◆ **PROBLEM REQUIREMENTS**:
Quote the records below in full, exactly as given, with the images taken out.

◆ **Data records for software interfaces**:
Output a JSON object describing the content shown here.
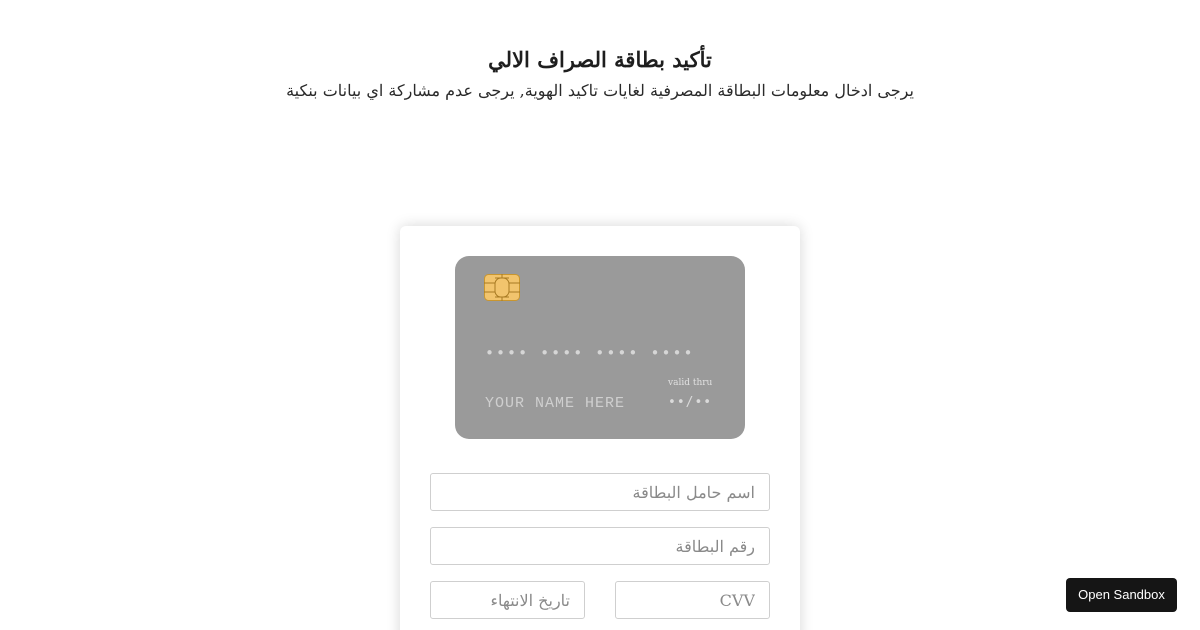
{
  "header": {
    "title": "تأكيد بطاقة الصراف الالي",
    "subtitle": "يرجى ادخال معلومات البطاقة المصرفية لغايات تاكيد الهوية, يرجى عدم مشاركة اي بيانات بنكية"
  },
  "card": {
    "number_mask": "•••• •••• •••• ••••",
    "valid_label": "valid thru",
    "name_placeholder": "YOUR NAME HERE",
    "expiry_mask": "••/••",
    "chip_color": "#f2c46d",
    "background": "#9a9a9a"
  },
  "form": {
    "holder_name_placeholder": "اسم حامل البطاقة",
    "card_number_placeholder": "رقم البطاقة",
    "expiry_placeholder": "تاريخ الانتهاء",
    "cvv_placeholder": "CVV"
  },
  "sandbox": {
    "label": "Open Sandbox"
  }
}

◆ **TASK SOLUTION**:
Output a JSON object describing the content shown here.
{
  "header": {
    "title": "تأكيد بطاقة الصراف الالي",
    "subtitle": "يرجى ادخال معلومات البطاقة المصرفية لغايات تاكيد الهوية, يرجى عدم مشاركة اي بيانات بنكية"
  },
  "card": {
    "number_mask": "•••• •••• •••• ••••",
    "valid_label": "valid thru",
    "name_placeholder": "YOUR NAME HERE",
    "expiry_mask": "••/••",
    "chip_color": "#f2c46d",
    "background": "#9a9a9a"
  },
  "form": {
    "holder_name_placeholder": "اسم حامل البطاقة",
    "card_number_placeholder": "رقم البطاقة",
    "expiry_placeholder": "تاريخ الانتهاء",
    "cvv_placeholder": "CVV"
  },
  "sandbox": {
    "label": "Open Sandbox"
  }
}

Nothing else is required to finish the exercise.